Task statement
Across the records below, report how many lines include the word "greeter", stating the number alone.

The records
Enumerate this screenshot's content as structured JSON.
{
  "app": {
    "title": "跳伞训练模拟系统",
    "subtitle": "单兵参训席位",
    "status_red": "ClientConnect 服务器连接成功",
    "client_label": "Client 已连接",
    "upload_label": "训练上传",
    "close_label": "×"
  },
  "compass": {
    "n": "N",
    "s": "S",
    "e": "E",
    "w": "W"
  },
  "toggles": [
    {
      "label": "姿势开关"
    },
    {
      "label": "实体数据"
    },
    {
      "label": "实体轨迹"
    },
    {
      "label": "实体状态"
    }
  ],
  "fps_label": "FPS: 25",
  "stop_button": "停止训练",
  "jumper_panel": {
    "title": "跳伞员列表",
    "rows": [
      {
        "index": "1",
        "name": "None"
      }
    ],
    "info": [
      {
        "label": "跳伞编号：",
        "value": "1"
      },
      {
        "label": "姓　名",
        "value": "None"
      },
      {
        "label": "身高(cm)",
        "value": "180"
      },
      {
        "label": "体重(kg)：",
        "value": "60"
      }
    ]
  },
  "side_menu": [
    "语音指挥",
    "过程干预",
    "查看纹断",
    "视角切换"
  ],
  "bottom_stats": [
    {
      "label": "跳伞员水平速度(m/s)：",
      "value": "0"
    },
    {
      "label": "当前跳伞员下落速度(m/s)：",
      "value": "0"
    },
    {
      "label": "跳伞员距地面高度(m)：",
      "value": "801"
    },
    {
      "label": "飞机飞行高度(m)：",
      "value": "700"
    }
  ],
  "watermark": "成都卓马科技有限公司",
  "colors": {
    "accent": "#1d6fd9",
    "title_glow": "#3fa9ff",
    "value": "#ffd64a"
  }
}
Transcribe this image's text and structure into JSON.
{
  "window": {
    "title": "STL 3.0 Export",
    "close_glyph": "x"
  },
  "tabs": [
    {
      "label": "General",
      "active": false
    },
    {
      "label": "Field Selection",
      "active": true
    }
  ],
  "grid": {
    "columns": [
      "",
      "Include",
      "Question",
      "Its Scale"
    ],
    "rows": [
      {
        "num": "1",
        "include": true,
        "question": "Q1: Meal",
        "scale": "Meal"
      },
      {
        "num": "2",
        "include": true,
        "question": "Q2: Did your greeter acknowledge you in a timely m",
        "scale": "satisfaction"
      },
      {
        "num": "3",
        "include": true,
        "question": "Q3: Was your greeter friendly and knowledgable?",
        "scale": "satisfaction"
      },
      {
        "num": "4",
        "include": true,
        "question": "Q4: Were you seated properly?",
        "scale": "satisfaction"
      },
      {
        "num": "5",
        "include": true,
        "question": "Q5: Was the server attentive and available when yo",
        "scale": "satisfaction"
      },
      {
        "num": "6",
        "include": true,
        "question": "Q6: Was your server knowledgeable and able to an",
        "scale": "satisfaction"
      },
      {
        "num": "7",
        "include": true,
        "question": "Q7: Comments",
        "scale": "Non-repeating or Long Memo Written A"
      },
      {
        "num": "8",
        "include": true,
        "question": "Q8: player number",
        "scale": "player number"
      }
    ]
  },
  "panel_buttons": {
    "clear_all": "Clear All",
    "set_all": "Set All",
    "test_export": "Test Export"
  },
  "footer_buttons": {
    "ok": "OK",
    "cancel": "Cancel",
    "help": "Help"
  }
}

Exercise response
2